Mom's Recipe Scrapbooks (c. 1920s)
1 quart water, 2 cups sugar, boil these for twenty minutes, then add: 2 cups pineapple juice, juice of 6 lemons, 3 pints ginger ale. The ginger ale should be added just before serving.
1 cup granulated sugar, 2 cups water, boil 1 minute and chill; then add: 1 pint grape juice, juice of two oranges, juice of two lemons, 1 cup of grated pineapple. Pour into glasses partly filled with cracked ice and add a few seeded white grapes.
Fresh cranberry cocktail is made by cooking 2 cups cranberries in 2 cups water until soft, straining, adding 1/4 cup sugar, bringing to boil, and bottling. When serving add 1 tin pineapple juice.
Tinkling ice cubes may be colored or frozen with red and green maraschino cherries.
The Enterprising Housekeeper (1900)
2 cupfuls of sugar, 1 cupful of water, 1/2 cup of orange juice, 1/2 cup of lemon juice, 1 cup of strawberry juice, 1 cup of pineapple juice, 1/2 cup of maraschino cherries.
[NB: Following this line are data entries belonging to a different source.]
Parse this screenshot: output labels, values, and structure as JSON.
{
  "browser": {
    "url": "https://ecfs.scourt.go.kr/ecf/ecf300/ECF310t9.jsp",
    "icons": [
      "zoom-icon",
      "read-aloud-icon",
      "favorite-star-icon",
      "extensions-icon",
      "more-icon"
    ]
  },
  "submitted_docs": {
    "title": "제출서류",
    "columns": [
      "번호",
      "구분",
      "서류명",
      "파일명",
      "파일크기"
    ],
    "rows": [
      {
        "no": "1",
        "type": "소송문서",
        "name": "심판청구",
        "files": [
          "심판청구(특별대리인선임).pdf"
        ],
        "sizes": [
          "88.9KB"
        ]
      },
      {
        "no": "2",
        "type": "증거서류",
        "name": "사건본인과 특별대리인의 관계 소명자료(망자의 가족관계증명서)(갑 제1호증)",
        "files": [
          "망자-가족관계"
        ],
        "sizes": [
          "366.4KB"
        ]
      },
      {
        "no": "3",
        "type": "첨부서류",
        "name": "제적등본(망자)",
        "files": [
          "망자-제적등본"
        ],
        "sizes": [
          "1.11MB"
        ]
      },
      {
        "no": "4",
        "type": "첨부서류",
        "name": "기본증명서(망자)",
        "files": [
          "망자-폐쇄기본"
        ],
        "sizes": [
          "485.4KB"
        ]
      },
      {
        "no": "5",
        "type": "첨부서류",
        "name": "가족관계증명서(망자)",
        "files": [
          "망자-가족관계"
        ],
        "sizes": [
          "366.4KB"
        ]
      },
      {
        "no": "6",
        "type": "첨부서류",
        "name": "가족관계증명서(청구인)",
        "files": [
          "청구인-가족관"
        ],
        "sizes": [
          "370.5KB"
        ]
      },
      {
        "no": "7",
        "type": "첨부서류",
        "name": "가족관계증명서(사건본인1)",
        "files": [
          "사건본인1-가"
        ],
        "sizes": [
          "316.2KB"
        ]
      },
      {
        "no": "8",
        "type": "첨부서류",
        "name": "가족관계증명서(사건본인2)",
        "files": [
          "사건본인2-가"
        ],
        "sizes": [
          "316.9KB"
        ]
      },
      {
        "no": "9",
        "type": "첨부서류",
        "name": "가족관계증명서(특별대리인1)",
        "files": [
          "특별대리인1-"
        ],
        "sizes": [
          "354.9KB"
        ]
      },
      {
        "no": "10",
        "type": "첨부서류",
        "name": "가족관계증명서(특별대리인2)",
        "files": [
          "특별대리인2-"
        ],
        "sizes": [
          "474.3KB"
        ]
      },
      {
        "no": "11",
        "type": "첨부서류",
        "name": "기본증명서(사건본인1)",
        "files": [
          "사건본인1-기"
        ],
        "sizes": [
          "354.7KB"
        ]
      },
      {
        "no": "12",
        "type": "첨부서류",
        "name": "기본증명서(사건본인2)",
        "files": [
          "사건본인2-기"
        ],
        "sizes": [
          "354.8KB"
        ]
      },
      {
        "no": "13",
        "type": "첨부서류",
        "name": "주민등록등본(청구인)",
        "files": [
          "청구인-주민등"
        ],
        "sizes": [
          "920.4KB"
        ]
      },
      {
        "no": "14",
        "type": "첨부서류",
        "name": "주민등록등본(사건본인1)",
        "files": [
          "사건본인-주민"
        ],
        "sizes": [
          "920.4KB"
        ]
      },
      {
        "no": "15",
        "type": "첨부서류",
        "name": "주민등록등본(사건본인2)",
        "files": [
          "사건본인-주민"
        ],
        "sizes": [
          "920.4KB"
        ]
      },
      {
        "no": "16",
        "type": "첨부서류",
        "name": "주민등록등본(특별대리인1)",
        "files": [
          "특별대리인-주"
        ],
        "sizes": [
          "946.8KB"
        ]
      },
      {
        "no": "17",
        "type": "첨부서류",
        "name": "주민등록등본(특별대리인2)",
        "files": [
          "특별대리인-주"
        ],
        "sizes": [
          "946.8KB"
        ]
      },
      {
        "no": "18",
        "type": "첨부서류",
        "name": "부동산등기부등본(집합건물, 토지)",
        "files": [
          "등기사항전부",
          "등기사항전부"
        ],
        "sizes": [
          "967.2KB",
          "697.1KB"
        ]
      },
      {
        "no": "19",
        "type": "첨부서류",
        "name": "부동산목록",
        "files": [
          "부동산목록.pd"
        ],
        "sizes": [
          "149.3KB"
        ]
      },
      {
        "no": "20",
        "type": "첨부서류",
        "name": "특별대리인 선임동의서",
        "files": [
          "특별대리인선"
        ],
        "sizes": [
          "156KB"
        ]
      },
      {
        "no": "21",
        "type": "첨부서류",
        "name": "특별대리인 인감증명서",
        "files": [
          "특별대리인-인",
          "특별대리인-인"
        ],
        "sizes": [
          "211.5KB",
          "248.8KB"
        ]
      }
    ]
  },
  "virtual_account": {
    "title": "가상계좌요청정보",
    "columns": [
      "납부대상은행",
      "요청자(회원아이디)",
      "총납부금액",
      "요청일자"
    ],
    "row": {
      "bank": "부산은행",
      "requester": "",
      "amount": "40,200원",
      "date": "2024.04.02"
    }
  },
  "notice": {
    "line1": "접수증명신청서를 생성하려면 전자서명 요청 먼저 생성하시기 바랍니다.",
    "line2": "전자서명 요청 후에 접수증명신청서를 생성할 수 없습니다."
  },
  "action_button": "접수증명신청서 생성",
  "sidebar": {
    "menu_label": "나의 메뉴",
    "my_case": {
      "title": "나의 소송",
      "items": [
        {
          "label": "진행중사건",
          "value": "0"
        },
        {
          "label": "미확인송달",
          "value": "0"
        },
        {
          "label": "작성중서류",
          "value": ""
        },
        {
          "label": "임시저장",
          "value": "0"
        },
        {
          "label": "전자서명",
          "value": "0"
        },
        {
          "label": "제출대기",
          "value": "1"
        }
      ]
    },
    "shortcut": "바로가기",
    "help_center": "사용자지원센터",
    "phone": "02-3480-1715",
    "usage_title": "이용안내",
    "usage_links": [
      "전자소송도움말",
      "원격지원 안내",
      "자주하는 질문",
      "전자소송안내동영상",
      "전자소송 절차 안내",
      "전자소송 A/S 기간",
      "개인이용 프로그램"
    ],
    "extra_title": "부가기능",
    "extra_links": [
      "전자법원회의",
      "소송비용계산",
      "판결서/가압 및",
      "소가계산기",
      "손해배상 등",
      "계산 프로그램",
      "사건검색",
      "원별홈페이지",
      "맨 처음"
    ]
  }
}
Boil the sugar and water to a syrup, and add the fruit juices. Let stand twenty minutes, strain and chill. Add the whole cherries.
Sweeten or weaken, if necessary, to taste, and serve ice-cold. It will rarely need reducing with water unless the juices of preserved fruits have been used.
Second Edition of the Neighborhood Cook Book (1914)
Make a syrup by boiling two cups sugar and one cup water for ten minutes. Let stand one-half hour; add one cup cold tea, juice of five lemons and five oranges, one can grated pineapple, and one pint strawberry syrup; strain, add ice water to make one and one-half gallons of liquid, turn this into a large punch bowl over a piece of ice, and add one-half pint maraschino cherries and one quart bottle Apollinaris water (or club soda). This amount will serve fifty people.
A refreshing beverage, which brings an involuntary grace to one's lips as it is quaffed, is a fruit punch in which the pineapple plays an important part.
Put into a bowl the juice of three lemons, two oranges sliced and seeded, one grated pineapple and one cup sugar. Let stand for one hour to extract the juice, then press and strain. Add to this juice two quarts of iced water and two slices of shredded pineapple, and serve.
Aunt Babette's Cook Book (1889)
It is best to mix this in a large bowl and fill in glasses just before serving, and put a little of each kind of fruit in each goblet with pounded ice.
To begin with, cut pineapple in slices and quarters, a few oranges, and a lemon sliced thin; one cup of powdered sugar and one tumbler of sherry wine. A few berries, such as black and red raspberries and blackberries, are a nice addition. Cover the fruit with the sugar, laid in layers at the bottom of your bowl with pounded ice; add the wine and twice as much water as wine; stir all up well before serving.
Boil two pounds of cut loaf sugar with two cups of water. When clear add the juice of four lemons, and when cold add a bottle of arrack (spirituous liquor). In serving take one part punch extract and two parts boiling water.
With a Saucepan Over the Sea (1902)
This is another Christmas drink, but quite different. To 1 pint of ale add 1/2 ounce of grated ginger, 1/2 ounce of grated nutmeg, a pinch of cinnamon, and 1/2 pound of brown sugar. Heat it and stir, but do not boil. Add 2 more pints of ale and 1/2 pint of sherry or malaga, the zest of a lemon, rubbed on a piece of sugar, and, finally, 6 cored and roasted apples.
It must be served hot in a bowl, each person taking an apple in a cup too.
Break up 9 small sponge cakes and 1/2 pound of macaroons in a bowl. All must be stale. Add 1 pint of malaga or a sweet raisin wine, 2 tablespoonfuls of sherry, 2 ounces of sugar, and some nutmeg, also 1-1/2 pints of thin custard. Stir well; serve cold with a wreath of holly round the edge.
Mix on the fire 1/4 pound of sugar, grated rind of 1 lemon, and 2 oranges, with the juice and pulp. Add 1 cup of boiling water, stir until cold, then add 1/2 pint of pineapple syrup, 1/2 pint of strong green tea, 1 large glass of maraschino, 5 tablespoons of rum, 1 pint of brandy, and 1 pint or more of champagne. Strain, add more sugar, if desired, and serve very cold.
Try these old time Christmas punch recipes and enjoy serving the vintage beverages to your family, guests, and carolers.
Be sure to raise your glass and fondly bid them a hearty...